meaning "bailiff, administrator", derived from Latin maior
meaning "greater". Later it also denoted a tenant farmer. The spellings Meier
are more common in northern Germany while Maier
are more common in southern Germany.
Occupational surname referring to a person who owned or worked in a grain mill, from Middle English mille
Name for someone whose house was in a mill or who worked in a mill.
Originally given to one who lived near a mill or who worked in a mill, from Middle English mille
Means "mortar" in Polish. It probably referred to someone who worked with or sold mortar.
Referred to a shepherd or else someone who in some way resembled a sheep, derived from Norman French mouton
From Dutch offer
meaning "offering, donation", referring to a person who collected money in a church.
PAGE English, French
Occupational name meaning "servant, page". It is ultimately derived (via Old French and Italian) from Greek παιδιον (paidion)
meaning "little boy".
From Italian paladino
meaning "knight, defender", from Late Latin palatinus
meaning "palace officer".
PARK (2) English
From Middle English park
, from Latin parricus
, of Germanic origin. This was a name for someone who worked in or lived in a park.
Means "keeper of the park" in Middle English. It is an occupational name for a person who was a gamekeeper at a medieval park.
Originally denoted a son of a parson, a derivative of Latin persona
PECK (2) English
Occupational name for a maker of pecks (vessels used as peck measures), derived from Middle English pekke
Means "sheep" in Italian, an occupational name for a shepherd.
From Middle Dutch paender
meaning "brewer", derived from panne
meaning "pan, pot", ultimately from Latin patina
Means "fish" in Italian, referring either to a fisherman or to a person who resembled a fish in some way.
Originally given to a person who played on a pipe (a flute).
PLANK German, English
Means "plank", from Old French, itself from Late Latin planca
. This could have referred to a person who lived by a plank bridge over a stream, someone who was thin, or a carpenter.
Means "one who sits behind" in Czech, an equivalent to Zahradník
mainly used in the region of Moravia.
PORCHER English, French
Means "swineherd" from Old French and Middle English porchier
, from Latin porcus
Occupational name meaning "doorkeeper", ultimately from Old French porte
"door", from Latin porta
Occupational name for a potter, one who makes earthen vessels.
Occupational name, either for an apothecary, from Old French potecaire
, or a seller of stew, from Old French potagier
Derived from Old French poule
meaning "chicken". It was most likely used to denote a person who raised or sold poultry.
Means "walk, wander, stroll" in Czech.
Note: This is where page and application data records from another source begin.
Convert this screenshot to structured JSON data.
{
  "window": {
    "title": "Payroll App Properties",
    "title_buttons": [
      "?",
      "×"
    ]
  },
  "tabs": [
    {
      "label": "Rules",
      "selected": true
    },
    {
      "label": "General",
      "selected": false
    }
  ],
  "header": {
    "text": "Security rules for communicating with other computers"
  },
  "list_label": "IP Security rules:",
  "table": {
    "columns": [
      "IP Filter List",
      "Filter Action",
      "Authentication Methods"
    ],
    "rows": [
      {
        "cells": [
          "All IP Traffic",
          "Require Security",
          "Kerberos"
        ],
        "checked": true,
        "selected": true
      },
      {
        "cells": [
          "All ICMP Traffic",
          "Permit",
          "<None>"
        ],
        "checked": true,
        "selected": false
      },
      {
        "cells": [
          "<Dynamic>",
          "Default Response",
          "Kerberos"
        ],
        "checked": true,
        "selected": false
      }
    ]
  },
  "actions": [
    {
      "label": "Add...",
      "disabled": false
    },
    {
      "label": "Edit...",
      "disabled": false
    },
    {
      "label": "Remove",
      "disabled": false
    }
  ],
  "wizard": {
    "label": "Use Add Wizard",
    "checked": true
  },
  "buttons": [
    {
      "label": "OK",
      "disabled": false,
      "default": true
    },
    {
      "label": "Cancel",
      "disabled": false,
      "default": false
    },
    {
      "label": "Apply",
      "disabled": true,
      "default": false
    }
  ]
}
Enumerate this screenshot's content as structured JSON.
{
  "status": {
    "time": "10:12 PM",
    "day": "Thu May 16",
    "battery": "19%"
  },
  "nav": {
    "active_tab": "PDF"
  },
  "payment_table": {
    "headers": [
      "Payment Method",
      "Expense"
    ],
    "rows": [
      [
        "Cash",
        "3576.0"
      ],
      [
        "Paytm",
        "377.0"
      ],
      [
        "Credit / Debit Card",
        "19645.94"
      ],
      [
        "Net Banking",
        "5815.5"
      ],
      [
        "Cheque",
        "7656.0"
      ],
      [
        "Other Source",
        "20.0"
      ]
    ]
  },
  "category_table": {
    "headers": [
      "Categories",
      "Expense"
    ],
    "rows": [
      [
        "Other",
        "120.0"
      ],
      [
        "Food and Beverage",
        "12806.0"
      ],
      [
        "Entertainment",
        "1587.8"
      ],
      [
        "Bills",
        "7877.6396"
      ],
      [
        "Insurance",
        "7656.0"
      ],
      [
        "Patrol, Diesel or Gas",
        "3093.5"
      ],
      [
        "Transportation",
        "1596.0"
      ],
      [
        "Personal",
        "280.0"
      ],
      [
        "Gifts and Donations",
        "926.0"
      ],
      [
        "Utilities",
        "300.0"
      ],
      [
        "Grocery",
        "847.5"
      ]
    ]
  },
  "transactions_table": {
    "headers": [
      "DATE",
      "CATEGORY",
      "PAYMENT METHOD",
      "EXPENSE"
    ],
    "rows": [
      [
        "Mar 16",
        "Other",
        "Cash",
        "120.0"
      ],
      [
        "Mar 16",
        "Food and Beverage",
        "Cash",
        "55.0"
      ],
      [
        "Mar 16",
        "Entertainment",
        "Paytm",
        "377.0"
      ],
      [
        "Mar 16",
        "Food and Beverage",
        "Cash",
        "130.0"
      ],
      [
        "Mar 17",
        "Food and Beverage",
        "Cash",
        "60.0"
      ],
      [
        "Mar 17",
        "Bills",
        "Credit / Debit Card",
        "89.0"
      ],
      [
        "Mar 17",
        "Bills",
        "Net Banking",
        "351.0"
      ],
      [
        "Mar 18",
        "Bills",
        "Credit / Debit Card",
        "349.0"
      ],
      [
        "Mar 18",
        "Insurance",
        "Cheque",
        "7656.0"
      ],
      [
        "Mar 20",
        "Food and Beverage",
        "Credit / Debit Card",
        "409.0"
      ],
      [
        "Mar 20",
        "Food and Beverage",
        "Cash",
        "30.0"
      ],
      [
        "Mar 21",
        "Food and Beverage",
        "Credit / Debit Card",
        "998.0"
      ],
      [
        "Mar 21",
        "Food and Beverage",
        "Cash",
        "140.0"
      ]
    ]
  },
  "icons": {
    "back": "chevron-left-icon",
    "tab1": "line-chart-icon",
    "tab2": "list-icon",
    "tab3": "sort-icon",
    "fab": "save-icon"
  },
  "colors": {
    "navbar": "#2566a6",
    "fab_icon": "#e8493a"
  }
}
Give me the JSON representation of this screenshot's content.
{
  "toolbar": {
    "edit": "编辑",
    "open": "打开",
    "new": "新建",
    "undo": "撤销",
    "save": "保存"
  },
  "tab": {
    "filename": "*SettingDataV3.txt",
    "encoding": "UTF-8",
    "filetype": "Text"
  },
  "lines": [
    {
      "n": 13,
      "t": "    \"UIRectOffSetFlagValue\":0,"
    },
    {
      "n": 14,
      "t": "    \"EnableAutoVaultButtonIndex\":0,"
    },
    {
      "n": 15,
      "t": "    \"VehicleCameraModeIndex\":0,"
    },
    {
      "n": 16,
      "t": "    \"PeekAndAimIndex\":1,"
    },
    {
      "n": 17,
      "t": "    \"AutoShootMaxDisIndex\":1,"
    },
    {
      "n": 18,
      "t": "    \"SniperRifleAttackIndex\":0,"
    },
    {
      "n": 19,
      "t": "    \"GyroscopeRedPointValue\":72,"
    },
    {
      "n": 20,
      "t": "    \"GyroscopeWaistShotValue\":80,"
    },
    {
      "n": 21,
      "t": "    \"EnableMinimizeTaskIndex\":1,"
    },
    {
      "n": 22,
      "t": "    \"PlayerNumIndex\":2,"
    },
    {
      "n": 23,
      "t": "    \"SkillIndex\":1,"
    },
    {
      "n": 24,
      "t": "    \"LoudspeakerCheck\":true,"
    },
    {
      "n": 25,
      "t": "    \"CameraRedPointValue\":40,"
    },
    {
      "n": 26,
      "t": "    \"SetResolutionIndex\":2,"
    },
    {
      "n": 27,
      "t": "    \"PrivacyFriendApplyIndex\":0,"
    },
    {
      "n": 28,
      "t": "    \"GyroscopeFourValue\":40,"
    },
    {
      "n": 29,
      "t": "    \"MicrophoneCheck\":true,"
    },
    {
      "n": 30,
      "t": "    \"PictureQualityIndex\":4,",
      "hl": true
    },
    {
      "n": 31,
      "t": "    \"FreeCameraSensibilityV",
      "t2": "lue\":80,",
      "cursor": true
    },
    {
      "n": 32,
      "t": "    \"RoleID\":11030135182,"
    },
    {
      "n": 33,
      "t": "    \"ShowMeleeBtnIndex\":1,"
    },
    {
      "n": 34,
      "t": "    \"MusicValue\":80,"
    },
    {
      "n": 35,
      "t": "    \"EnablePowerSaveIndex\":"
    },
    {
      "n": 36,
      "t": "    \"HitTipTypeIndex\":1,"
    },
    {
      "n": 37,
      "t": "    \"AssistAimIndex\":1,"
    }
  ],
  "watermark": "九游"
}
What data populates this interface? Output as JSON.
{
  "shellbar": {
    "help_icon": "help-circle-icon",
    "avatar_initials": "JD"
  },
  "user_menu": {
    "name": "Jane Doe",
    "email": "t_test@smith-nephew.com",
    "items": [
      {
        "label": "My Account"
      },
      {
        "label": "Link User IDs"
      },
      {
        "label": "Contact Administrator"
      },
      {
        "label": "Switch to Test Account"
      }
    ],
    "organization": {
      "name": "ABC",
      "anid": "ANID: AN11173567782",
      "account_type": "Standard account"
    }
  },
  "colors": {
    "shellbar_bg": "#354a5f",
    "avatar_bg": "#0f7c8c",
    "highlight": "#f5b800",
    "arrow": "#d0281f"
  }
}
This was an occupational name for a travelling tradesman.
From Old French pourcel
"piglet", from Latin porcellus
, a derivative of porcus
"pig". This was a nickname or an occupational name for a swineherd.
Occupational name for a gunsmith or cannon maker, from Hungarian puska
meaning "gun" (from German, itself from Latin buxis
Occupational name for the fisherman in charge of the boat, from Italian rais
"captain", of Arabic origin. It is typical of Sicily and Sardinia.
Derived from Middle High German retich
, Middle Low German redik
meaning "radish", an occupational name for a grower or seller of radishes.
Means "judge" in German, from Middle High German rihtære
Occupational name meaning "poet", from Middle English rime
From Middle High German riter
meaning "rider, knight", a cognate of RYDER
From Old High German riuten
"to clear land" and bur
RYBA Czech, Polish
Means "fish" in Czech and Slovak, an occupational name for a fisher.
Means "fisher" in Czech, from ryba
Topographic name. It could be a misdivision of the Middle English phrases atter ye
meaning "at the island" or atter eye
meaning "at the river". In some cases it merely indicated a person who lived where rye was grown or worked with rye (from Old English ryge